• **TO DO**: What lines of the data hold the string "true"? Copy them all.

··· RECORDS FOR PROCESSING

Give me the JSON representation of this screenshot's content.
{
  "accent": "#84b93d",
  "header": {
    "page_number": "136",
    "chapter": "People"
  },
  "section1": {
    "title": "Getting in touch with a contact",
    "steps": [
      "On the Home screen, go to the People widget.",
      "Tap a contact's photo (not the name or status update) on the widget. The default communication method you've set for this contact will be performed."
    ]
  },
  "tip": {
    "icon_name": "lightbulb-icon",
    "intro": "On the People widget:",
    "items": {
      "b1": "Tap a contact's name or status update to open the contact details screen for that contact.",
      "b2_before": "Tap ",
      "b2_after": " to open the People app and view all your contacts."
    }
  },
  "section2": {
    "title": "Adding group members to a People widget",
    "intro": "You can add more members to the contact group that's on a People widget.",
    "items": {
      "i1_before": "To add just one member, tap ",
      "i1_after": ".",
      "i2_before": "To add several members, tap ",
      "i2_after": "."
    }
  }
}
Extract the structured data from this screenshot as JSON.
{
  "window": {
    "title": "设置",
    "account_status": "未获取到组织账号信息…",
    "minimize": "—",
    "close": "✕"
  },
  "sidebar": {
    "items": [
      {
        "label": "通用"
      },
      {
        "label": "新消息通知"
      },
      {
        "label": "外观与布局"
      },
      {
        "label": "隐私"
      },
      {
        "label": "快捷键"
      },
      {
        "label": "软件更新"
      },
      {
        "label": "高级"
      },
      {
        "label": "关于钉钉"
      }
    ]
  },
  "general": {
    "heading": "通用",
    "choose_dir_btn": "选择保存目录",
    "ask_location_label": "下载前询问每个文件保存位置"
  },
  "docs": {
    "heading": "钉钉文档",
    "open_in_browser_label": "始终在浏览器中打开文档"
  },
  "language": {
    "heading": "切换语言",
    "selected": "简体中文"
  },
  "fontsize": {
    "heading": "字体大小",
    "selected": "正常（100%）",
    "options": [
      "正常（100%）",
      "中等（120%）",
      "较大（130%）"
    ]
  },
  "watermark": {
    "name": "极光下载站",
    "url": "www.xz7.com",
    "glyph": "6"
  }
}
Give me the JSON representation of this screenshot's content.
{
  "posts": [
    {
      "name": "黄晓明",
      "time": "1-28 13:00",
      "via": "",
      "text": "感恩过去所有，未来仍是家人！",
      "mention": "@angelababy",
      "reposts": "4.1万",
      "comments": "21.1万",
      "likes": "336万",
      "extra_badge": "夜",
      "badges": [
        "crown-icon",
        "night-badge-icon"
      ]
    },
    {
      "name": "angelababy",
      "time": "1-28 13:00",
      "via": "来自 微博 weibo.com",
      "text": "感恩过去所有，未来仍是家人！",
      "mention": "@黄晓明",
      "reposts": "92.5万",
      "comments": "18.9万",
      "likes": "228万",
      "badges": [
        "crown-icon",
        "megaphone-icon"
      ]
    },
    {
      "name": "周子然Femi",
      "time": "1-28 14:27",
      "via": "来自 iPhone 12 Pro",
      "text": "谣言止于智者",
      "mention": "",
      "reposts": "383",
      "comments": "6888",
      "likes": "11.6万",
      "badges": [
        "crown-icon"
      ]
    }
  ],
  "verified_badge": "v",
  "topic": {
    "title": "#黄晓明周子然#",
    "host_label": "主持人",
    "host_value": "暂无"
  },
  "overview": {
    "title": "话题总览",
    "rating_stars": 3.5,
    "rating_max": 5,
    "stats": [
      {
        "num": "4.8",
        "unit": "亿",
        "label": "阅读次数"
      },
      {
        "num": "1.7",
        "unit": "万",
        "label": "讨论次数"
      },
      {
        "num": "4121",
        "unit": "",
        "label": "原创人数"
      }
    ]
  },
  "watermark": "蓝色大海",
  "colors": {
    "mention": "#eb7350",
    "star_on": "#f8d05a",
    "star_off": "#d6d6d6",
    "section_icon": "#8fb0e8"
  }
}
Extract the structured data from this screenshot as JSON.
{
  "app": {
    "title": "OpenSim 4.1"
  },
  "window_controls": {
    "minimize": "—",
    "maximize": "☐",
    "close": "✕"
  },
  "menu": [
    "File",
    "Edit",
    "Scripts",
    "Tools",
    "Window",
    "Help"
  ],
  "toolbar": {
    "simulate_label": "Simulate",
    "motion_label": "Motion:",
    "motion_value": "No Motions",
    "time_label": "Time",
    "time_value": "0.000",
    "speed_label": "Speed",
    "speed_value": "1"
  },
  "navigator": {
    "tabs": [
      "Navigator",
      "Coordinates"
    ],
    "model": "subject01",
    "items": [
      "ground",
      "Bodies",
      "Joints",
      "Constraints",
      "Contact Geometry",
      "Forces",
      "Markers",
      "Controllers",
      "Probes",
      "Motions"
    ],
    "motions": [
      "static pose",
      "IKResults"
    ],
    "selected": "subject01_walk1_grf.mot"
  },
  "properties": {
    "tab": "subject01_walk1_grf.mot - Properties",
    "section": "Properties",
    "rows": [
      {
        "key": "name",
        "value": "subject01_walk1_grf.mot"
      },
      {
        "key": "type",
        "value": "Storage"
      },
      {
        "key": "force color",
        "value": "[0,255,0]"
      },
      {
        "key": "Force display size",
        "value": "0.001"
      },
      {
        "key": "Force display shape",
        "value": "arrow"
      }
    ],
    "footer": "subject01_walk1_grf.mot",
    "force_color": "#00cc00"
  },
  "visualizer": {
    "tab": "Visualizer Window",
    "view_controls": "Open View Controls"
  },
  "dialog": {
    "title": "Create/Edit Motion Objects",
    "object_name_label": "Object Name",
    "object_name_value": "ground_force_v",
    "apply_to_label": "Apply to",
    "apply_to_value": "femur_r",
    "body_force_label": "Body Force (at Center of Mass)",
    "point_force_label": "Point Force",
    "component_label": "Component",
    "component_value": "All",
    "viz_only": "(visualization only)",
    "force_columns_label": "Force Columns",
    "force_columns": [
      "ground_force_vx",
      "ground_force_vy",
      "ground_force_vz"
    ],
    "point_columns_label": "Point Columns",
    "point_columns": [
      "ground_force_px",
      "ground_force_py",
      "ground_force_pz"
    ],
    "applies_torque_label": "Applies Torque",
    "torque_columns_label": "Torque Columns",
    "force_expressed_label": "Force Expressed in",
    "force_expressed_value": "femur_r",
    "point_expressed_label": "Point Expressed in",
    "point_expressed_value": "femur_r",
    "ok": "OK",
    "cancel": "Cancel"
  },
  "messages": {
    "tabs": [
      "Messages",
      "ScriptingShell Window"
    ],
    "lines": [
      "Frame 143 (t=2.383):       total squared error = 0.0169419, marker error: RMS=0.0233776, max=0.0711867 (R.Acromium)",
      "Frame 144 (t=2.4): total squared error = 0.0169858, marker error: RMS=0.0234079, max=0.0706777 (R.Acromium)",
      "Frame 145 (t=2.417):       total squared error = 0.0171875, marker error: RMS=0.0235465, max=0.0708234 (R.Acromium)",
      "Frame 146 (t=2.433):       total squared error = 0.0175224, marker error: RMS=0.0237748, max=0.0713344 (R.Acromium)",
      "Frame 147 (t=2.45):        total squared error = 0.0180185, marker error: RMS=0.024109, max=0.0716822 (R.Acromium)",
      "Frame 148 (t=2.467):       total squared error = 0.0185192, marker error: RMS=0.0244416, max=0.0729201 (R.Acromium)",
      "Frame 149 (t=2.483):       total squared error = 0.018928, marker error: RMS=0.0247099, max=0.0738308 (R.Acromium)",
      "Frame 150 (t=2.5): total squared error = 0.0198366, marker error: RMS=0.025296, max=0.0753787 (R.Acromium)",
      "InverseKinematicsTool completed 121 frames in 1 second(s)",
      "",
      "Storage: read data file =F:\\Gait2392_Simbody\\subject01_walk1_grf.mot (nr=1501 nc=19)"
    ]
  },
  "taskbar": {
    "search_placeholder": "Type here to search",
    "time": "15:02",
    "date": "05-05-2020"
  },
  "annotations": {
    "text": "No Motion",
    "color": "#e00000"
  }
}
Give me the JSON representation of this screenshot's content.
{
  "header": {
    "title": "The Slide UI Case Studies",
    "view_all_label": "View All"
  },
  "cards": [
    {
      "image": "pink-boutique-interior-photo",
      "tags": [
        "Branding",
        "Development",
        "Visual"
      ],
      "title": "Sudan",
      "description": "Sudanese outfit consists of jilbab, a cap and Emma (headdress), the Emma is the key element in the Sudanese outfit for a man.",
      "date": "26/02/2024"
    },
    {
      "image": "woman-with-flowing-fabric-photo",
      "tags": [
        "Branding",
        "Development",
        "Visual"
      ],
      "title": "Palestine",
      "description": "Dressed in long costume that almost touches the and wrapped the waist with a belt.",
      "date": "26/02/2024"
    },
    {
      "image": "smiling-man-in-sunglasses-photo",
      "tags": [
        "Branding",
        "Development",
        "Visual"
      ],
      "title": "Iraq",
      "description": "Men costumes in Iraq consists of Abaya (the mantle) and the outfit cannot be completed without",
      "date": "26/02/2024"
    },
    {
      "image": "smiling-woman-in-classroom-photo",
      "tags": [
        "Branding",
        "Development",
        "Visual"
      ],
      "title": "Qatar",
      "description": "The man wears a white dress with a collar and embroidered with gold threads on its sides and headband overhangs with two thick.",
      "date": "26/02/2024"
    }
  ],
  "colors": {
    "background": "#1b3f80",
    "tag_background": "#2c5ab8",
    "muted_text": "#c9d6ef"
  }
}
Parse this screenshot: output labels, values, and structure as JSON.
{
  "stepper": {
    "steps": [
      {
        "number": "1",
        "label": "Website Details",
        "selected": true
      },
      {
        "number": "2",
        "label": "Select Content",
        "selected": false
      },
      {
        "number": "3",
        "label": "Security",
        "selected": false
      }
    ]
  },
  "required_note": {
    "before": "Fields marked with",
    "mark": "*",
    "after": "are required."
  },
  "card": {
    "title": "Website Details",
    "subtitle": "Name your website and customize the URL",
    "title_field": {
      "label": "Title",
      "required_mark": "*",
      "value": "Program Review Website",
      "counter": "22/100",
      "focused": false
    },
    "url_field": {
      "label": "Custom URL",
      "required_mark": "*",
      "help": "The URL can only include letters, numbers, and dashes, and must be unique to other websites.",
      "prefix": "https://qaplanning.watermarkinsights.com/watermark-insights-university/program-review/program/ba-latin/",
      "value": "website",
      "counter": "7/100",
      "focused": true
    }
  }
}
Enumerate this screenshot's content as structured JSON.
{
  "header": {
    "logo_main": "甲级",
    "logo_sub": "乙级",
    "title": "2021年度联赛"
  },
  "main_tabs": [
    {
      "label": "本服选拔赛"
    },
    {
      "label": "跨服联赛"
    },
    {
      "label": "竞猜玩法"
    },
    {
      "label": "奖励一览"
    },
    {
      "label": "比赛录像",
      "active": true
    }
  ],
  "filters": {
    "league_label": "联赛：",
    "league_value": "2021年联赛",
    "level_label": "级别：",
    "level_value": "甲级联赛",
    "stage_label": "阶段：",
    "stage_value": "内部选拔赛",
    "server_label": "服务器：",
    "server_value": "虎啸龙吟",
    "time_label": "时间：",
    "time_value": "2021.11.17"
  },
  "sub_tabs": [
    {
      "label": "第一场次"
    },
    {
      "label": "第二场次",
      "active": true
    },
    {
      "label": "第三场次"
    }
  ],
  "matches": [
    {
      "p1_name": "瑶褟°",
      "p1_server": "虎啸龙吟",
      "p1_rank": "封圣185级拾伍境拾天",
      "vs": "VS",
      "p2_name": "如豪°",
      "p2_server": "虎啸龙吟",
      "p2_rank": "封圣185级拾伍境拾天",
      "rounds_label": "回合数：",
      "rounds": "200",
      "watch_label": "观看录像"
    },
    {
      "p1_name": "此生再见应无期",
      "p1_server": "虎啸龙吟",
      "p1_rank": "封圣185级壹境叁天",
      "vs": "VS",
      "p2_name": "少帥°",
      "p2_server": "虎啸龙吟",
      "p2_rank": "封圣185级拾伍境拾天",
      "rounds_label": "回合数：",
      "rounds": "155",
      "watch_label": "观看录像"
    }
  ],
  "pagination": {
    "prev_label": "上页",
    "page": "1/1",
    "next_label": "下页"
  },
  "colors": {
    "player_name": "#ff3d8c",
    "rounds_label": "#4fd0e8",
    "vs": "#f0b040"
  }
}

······

• **RESPONSE BOX**:
        "selected": true
      "focused": true
      "active": true
      "active": true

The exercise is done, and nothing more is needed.